It was amazing to stand 20 feet away from such an important piece of technology.  Discovery has left earth 39 times, logging 148 million miles traveled and, when totaled up, spent almost a full year orbiting earth.  I was star struck (pun intended) as I stood next to this machine.  I stood there and told myself that this is a once in a lifetime experience. I'll never have another chance to stand next to a space shuttle inside the Vehicle Assembly Building.  I realized that this would be one of those moments that I would remember for the rest of my life.  My kids and grand kids will roll their eyes every time I tell them about the day I stood next to Discovery in the Vehicle Assembly Building.

As you can see, part of the nose of Discovery has been removed.  Technicians are in the middle of decommissioning all three remaining orbiters to remove any potentially harmful components.  Endeavour and Atlantis were next door in the hangers at the Orbiter Processing Facility receiving the same treatment.  As sad as it is to see the shuttle era come to an end, this simply means that NASA and private space companies are ready to move into a new era of space exploration.  The space shuttle has been flying since the 1980's, so it's time for technological advancement to take over and push the space program ahead.

Facing south, looking back down the transfer aisle

Looking back down the transfer aisle, you can start to get an idea of the immense size of the VAB by looking at the photo above, with people in the shot for reference.  The VAB currently sits under utilized, as NASA makes important decisions as to the future of space exploration.  The VAB was set to become the home to the Ares rocket assembly, but after the Constellation Program was canceled, NASA's next human launch vehicle and spacecraft are still being determined.

Discovery staring us down

As I walked away from high bay 4, I took one last look at Discovery.  I really didn't want to go, and was one of the last people to walk away from the shuttle.  I was just trying to wrap my head around the amazing history this machine had made, and the incredible places it had been.

Wall of shuttle technician signatures

As we were walking back down the transfer aisle toward the exit, we passed this wall, with thousands of signatures of many of the technicians that worked on the space shuttle program.  It was amazing to see how many people it took to maintain and launch the shuttle fleet.

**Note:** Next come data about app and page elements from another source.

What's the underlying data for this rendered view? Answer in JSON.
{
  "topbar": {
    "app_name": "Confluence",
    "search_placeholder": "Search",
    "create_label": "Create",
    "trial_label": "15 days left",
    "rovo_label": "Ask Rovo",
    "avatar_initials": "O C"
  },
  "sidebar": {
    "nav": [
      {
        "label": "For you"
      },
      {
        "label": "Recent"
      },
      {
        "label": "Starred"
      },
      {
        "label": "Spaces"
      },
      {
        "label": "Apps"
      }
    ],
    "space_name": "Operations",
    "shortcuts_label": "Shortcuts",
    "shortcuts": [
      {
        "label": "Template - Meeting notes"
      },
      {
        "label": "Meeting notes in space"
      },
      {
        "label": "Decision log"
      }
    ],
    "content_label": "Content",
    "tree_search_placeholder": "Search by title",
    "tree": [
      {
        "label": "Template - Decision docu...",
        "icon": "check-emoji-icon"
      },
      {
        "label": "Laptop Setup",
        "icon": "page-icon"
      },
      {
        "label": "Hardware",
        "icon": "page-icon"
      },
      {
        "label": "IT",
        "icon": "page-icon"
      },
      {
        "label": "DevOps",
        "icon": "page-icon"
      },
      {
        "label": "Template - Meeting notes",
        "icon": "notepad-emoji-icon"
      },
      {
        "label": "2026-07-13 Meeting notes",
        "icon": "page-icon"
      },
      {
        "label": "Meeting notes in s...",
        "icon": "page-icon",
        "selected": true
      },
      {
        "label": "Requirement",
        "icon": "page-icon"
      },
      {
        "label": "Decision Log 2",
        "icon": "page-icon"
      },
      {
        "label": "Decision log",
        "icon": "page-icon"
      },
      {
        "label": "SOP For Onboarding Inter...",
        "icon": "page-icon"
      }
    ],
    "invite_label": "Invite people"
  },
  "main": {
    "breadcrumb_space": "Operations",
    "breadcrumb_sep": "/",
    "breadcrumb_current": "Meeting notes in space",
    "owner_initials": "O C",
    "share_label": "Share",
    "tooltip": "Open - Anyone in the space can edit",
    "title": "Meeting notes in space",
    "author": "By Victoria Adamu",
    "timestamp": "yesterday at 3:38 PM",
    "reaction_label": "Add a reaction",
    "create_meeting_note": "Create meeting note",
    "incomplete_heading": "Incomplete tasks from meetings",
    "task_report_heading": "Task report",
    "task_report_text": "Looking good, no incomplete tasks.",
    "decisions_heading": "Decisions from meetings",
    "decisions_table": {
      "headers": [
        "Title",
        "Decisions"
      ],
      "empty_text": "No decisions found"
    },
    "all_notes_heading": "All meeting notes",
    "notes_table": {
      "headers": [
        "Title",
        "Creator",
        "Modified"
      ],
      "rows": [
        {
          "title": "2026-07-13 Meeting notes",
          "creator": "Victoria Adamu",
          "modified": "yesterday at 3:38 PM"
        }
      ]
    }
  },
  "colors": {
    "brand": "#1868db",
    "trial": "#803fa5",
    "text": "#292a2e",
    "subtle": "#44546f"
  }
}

We all piled back into bus 1B, which returned us to our Tweetup tent at the Launch Complex 39 Press Site.  This marked the end of day one, and what an intense day it was!  I had a nice dinner with two fellow Tweetup attendees that night, Amanda Marron and Ranz Adams, and I think we had a really hard time wrapping our heads around what we had experienced on day one.  Amazing guest speakers and a truly unforgettable tour of America's busiest spaceport.  Early to bed, since tomorrow is launch day for the Atlas V rocket and the Juno spacecraft.

Read my next blog entry in the "NASA Juno Tweetup" series:  "Day 2 - guest speakers and demos"
See all my pictures from the NASA Juno Tweetup 

1 comment:

  1. Hi, Mike! I finally had a chance to read through all your blog posts about the Juno Tweetup so far, and they are great! I love that you've dedicated a separate post to each stop on the tour. I was on bus 4, and we started out at the VAB, then did LC17/GRAIL, ULA, and ended at LC41/Juno. It was truly a spectacular experience and I enjoyed reliving it through your blog.

    Oh, and I laughed out loud at your comment: "We couldn't help but notice there was no door on the bus." I think no one ever heard what exactly happened...